    terior. Old chairs were reupholstered in new, colourful fabrics and the old ‘male’ kitchen acquired a new look. On the whole these were minor interventions, but they did define the mood. The personal element is apparent right at the front door. Large flowering shrubs practically cover the house number. The front door opens into a light entrance hall where colour is the dominant factor. Large and small artworks on the walls immediately define the mood, which is reinforced by the large, brightly-coloured daybed with an Eames chair beside it and a period chair that has acquired a new lease of life with the new fabric. All this contrasts with the animal skin rug on the floor. A narrow passage leads from there into the central living space and a staircase accessing the upper two floors. The stair carpet designed by David Hicks is a real eye-catcher.

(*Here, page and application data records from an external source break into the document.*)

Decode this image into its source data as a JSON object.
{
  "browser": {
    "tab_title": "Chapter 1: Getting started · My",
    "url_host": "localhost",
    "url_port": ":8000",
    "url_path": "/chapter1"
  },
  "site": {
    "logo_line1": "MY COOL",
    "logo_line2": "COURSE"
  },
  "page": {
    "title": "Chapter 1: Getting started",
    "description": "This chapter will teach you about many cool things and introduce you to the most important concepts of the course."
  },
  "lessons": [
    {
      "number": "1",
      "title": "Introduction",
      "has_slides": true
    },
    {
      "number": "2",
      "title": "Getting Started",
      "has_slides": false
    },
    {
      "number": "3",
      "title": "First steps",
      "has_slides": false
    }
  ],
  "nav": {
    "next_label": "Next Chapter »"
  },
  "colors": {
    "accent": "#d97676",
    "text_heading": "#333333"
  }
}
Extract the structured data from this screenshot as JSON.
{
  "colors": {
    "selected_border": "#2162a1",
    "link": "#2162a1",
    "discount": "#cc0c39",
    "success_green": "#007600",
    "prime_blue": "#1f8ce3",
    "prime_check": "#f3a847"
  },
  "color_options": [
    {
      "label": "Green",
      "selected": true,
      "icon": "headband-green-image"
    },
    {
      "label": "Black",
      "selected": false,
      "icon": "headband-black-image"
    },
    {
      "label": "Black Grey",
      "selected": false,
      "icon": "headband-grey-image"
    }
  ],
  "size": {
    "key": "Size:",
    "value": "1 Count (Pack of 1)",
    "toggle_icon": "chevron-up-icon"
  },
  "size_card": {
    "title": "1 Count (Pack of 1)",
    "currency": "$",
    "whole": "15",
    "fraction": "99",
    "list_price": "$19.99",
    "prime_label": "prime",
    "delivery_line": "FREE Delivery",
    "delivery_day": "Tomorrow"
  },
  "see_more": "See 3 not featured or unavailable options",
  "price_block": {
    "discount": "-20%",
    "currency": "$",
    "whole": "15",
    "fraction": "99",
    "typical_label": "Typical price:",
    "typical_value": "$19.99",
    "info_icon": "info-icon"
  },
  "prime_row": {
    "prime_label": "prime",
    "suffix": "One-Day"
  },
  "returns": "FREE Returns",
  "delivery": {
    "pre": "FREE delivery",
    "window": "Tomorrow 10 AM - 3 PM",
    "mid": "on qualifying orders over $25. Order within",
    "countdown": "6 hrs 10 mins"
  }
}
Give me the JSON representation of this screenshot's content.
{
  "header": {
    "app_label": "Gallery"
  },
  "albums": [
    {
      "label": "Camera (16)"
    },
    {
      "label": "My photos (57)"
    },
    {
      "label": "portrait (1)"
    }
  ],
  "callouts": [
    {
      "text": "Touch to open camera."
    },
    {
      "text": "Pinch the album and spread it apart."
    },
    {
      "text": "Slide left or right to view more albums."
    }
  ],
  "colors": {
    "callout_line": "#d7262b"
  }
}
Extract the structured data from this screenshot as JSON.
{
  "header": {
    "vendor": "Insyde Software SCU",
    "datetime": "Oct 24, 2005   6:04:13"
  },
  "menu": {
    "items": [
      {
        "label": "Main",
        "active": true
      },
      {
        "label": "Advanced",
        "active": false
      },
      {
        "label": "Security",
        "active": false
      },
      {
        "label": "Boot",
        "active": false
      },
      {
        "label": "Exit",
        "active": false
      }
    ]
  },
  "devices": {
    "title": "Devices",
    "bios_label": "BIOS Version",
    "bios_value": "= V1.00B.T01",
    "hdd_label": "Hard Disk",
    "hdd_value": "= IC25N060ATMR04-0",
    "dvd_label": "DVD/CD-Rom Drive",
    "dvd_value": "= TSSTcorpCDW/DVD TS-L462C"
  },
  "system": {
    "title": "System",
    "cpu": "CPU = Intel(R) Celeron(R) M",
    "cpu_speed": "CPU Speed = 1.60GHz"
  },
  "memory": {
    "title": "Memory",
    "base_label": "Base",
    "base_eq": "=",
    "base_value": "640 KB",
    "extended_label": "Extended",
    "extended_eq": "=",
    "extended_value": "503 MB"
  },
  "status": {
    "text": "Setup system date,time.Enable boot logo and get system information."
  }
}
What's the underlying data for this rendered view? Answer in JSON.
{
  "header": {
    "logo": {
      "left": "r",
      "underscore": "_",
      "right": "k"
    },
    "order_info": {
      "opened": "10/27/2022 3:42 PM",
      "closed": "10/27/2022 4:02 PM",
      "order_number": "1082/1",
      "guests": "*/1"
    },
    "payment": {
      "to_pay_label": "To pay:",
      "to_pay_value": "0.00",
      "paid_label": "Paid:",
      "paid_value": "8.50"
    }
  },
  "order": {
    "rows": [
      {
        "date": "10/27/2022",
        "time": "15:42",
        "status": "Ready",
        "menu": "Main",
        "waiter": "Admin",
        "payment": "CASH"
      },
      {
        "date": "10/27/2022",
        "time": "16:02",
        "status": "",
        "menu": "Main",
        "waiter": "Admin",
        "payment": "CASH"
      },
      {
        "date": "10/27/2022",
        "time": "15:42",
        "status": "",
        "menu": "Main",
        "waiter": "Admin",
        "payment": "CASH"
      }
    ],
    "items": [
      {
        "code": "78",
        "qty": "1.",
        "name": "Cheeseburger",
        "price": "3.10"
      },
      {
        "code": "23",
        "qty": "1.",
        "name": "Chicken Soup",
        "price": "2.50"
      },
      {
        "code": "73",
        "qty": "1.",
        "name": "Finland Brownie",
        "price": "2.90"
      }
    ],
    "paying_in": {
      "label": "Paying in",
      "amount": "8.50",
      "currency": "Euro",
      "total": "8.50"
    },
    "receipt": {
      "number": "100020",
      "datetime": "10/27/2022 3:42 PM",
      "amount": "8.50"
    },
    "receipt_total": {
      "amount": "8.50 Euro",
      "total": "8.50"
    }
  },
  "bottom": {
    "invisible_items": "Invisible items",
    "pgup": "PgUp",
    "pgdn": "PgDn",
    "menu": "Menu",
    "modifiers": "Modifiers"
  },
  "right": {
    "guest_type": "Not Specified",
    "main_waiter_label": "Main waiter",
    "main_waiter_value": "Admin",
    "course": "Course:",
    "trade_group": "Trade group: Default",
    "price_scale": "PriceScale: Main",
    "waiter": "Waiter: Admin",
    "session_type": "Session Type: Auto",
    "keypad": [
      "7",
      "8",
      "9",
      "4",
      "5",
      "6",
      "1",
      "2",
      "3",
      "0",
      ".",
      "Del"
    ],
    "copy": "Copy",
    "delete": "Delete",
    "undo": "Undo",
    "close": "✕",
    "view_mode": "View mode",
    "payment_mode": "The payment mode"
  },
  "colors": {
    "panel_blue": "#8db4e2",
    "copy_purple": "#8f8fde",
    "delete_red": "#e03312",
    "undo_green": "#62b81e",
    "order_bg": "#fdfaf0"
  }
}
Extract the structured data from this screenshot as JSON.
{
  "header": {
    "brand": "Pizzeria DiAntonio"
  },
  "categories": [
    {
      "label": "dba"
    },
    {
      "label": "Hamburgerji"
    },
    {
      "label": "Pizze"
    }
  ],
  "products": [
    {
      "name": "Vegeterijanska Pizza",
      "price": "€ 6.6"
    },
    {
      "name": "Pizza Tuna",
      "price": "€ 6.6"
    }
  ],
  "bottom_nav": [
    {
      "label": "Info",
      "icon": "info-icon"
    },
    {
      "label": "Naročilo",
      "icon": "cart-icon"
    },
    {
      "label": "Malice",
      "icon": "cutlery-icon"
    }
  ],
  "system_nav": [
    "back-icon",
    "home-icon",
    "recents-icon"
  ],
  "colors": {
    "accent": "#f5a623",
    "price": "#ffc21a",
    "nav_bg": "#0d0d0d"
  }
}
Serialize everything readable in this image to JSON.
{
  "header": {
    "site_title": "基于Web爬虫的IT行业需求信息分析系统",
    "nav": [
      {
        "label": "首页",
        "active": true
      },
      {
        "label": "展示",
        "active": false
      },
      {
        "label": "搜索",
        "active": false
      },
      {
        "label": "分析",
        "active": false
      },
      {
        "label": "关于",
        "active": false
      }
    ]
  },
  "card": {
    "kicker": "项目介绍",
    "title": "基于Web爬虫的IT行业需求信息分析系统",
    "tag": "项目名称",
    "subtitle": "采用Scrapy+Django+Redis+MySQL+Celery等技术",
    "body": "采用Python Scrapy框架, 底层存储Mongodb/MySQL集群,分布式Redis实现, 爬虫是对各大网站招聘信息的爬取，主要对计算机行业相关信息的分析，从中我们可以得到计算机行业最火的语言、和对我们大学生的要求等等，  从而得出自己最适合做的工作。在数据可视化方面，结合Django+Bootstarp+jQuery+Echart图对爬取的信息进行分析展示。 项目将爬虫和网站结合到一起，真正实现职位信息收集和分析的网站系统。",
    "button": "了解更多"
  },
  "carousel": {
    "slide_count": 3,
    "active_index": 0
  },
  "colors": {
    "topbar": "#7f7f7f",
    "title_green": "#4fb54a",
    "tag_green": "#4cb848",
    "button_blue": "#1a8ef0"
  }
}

    In the narrow section of the living room at the back of the house there is a large table with modern plastic chairs. Here, the striking feature is the wallpaper in large, horizontal, black-and-white bands running from the front of the room to the back. The space at the garden side is a mix of modern classics, old chairs with new up- holstery and a wealth of small and large artworks. The kitchen runs parallel to the narrow section of the living space. There, Rundi has kept the original arrangement, though she did get rid of the male el- ements. She added clear glass fronts to the kitchen units and hung striking wallpaper on the walls, showing off her collection of un- usual plates to best advantage. An antique crystal chandelier con- trasts with the modern design of the kitchen itself. The stairs lead from the entrance hall to a large landing on the first

    floor with a dome -shaped roof-light above. Once more, the ambi- ence is evoked primarily by the artworks and photos which hold pride of place in the space. The master bedroom and en-suite bath- room, plus walk-in closet, are at the back. At the front a bedroom for guests can been installed; it too has its own bathroom. The top floor accommodates a third bedroom in a space which is in fact entirely open to the front and the rear. Here again, Rundi has a mix- ture of period and modern furniture and a choice collection of art.

  • 10 OBJEKT OBJEKT 11